During an interview on 12/1/16 at 1:30 p.m. RN-H stated he escorted P3 to his physician's appointment on 10/13/2016. P3 refused to wear mitts on his hands to his physician appointment. RN-H stated it was unusual to go to the physician appointment with only one staff person. RN-H said at one point in the appointment, the physician needed help finding information in the medical record and RN-H was unable to visualize P3 at all times. RN-H said it was very difficult to observe the area, observe P3 and assist the doctor in finding information in the record all at the same time. During the appointment P3 started acting unusual by putting his hand in his mouth.

During an interview on 11/30/16 at 8:25 a.m. CNP-D stated the decision to send P3 to the appointment was discussed at morning meeting. CNP-D was unable to elaborate on the reason for only sending one staff person with P3 after his recent ingestion of the eye glass tips and was unable to provide documentation of the rationale for this decision, stating the team made that decision. There was no documented rational to support the decision to down grade the patient's supervision level on an outing to see a physician.

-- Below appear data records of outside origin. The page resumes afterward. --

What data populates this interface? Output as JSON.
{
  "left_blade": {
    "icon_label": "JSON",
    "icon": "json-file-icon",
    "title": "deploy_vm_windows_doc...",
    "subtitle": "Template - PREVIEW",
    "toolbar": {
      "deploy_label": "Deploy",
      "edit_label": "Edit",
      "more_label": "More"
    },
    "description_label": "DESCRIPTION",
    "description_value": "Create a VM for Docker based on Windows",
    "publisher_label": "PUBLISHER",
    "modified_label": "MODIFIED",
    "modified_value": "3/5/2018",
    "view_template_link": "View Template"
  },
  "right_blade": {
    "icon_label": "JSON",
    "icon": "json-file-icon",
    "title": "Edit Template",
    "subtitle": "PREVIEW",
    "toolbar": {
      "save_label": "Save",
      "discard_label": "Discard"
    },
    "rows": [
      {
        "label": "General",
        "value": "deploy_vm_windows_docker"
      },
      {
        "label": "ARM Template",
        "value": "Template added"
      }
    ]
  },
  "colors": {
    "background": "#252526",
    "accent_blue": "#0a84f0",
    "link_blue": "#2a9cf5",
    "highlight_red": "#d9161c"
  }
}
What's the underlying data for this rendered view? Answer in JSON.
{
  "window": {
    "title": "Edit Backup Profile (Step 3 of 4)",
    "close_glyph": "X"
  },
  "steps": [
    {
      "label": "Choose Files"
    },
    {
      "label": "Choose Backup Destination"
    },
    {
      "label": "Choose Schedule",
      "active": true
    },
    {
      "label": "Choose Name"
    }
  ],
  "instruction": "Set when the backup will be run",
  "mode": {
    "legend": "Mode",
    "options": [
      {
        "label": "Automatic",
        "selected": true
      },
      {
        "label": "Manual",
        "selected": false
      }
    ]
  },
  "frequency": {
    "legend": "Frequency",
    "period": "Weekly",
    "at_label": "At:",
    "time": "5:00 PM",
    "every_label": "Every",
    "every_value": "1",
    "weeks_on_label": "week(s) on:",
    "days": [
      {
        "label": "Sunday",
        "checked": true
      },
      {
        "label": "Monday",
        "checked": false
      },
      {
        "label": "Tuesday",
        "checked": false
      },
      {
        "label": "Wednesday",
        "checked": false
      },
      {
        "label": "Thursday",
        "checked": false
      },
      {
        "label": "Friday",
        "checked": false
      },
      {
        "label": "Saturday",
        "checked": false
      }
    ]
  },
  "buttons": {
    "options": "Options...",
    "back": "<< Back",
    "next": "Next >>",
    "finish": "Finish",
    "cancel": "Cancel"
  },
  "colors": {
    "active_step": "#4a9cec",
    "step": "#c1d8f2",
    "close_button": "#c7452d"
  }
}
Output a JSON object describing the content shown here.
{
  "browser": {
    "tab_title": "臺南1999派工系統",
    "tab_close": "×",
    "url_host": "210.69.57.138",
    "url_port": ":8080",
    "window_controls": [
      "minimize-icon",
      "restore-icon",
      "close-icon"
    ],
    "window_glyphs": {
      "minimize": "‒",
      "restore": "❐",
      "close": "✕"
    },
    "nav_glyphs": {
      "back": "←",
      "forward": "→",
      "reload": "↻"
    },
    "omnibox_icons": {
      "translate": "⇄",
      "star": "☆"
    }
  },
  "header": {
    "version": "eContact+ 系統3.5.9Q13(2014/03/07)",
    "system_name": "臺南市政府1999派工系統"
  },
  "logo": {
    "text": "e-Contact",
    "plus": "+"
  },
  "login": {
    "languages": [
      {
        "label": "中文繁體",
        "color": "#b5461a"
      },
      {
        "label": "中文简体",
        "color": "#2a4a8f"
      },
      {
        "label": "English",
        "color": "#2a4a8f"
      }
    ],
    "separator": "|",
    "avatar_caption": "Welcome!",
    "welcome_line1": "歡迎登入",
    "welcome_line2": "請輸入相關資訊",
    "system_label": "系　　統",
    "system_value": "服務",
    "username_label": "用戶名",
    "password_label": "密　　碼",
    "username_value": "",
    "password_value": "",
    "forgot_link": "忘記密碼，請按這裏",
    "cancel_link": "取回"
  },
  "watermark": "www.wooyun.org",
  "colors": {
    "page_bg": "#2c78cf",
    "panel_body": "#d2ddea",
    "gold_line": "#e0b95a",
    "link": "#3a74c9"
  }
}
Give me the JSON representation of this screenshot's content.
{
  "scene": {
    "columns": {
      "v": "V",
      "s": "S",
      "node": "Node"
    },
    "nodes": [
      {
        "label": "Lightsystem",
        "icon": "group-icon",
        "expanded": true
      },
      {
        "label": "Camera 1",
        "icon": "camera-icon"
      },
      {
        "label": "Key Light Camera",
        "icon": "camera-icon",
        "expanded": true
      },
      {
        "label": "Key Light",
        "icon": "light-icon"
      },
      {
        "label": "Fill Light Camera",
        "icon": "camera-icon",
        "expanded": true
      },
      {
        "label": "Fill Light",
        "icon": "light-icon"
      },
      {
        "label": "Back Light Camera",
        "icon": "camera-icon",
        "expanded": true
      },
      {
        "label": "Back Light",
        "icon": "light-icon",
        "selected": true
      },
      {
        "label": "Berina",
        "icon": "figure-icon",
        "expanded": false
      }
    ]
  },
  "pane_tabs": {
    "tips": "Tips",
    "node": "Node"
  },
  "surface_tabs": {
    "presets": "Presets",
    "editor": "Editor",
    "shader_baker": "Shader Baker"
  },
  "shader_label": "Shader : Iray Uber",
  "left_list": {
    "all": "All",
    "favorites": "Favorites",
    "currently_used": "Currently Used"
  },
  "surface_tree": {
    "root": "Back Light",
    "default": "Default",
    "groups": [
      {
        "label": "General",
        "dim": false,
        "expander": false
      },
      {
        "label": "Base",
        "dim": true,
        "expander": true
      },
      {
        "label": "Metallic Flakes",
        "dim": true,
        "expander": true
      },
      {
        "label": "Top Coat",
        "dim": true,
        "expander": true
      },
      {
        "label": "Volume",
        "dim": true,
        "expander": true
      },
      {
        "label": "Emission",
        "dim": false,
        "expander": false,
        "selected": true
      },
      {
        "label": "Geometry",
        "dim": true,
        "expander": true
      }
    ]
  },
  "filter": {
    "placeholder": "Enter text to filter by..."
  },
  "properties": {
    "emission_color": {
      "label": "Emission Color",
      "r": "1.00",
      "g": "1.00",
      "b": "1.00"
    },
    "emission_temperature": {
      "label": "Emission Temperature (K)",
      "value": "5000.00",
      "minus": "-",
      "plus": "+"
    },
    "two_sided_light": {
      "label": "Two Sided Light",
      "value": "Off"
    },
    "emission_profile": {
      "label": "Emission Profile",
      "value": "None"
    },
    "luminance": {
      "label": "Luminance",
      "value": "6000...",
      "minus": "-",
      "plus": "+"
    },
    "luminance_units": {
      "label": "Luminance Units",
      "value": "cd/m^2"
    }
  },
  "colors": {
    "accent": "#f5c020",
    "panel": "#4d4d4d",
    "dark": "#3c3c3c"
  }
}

During an interview on 11/30/16 at 2:15 pm P3 declined to state how he was able to swallow the eye glasses tips without staff seeing the ingestion on 10/11/2016. P3 did state that when he swallowed the key on 10/13/2016, the staff person was busy in the doctors office showing the physician papers. P3 said he was very fast and when they weren't looking he grabbed the key and swallowed it.

During an interview on 11/29/16 at 11:10 am , RN-G said the hospital had a physician's order to send P3 with one staff person to the physician appointment, but was unable to find any documentation of an assessment or explanation of the rationale for decreasing the patients supervision and only send one staff person with P3 to the physician office appointment, after P3 had just ingested the eye glass tips.

The policy entitled therapeutic observation dated 03/28/16, indicated close one to one observation (close 1:1) staff assigned must observe the patient with no physical barrier between staff and patient allowing for immediate physical access and staff must maintain continuous visual observation. Distant one to one (distant 1:1) staff assigned will keep the patient within unobstructed visual contact at all times.

The policy titled Access to Outdoors and Independence Levels, dated 07/05/16 revealed: Under Definitions: Independence Level: The level of freedom a client has, with and without supervision, to move within the hospital; Escort/Independence Levels: Gold Level Movement around AMRTC: Client may go off the unit for all centralized activities escorted to and from by any AMRTC staff. Unit staff does not need to stay at the activity. These clients are allowed to move unescorted throughout the building during Gold Time.